The U.S. Treasury has expanded its argument for sanctioning the virtual currency mixing service Tornado Cash on the grounds that it allegedly aids North Korea despite complaints from users that the Treasury is only focusing on a service and not an organization. openly claiming that North Korea’s WMD program has been supported by its usage of the crypto mixing service.
In response to claims that North Korea has used Tornado Cash to launder over $100 million in cryptocurrency to fund its WMD program, which includes the development of ballistic missiles, the Treasury Department’s Office of Foreign Asset Control (OFAC) announced that it would delist and redesignate the privacy tool. The sanctions watchdog first designated Tornado Cash in August of this year.
According to a Treasury press release, this action follows numerous recent DPRK ballistic missile launches, which are obviously in violation of numerous United Nations (UN) Security Council resolutions.
“This action is part of the United States’ ongoing efforts to limit the DPRK’s ability to advance its unlawful weapons of mass destruction (WMD) and ballistic missile programs that threaten regional stability,”
the release said.
Americans are still unable to send and receive money through the platform due to the change, which a Treasury representative claimed showed the service’s support for the North Korean government.
The treasury sanctions on Tornado Cash questioned
The Treasury also imposed sanctions on two individuals who had links to Air Koryo, the national carrier of North Korea. Both steps are a part of its efforts to stop funding North Korea’s nuclear programs, even if they are not directly connected.
In accordance with a September update, the Treasury’s FAQ page also states that the developers, founders, DAO members, and users of Tornado Cash are not subject to its sanctions. Instead, the sanctions stop anyone from utilizing Tornado Cash by blocking access to the project’s website and crypto addresses.
Tornado Cash is still operational and has about $200 million in total value locked. Authorities cannot immediately block transactions because the coin mixer is a decentralized application.
However, the decision had generated debate in part because of claims that Tornado Cash was less an organization than a set of software.
Six Tornado Cash users from Texas claimed in a complaint filed this year that Treasury authorities had exceeded their authority by inadvertently restricting access to computer code.
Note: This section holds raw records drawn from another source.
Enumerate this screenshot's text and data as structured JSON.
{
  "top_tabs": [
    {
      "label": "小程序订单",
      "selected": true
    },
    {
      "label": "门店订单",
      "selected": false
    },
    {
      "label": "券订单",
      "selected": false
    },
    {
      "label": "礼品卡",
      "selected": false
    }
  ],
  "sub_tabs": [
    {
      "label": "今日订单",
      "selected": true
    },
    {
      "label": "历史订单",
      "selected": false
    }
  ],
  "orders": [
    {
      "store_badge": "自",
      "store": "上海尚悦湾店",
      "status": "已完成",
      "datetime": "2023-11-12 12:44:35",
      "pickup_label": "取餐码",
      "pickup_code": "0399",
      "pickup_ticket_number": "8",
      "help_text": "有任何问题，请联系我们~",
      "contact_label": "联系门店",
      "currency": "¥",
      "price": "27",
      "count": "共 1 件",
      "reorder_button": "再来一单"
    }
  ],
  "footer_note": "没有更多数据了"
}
“Tornado Cash is not a person, entity, or organization. It is a decentralized, open-source software project that restores some privacy for Ethereum users,”
the lawsuit said.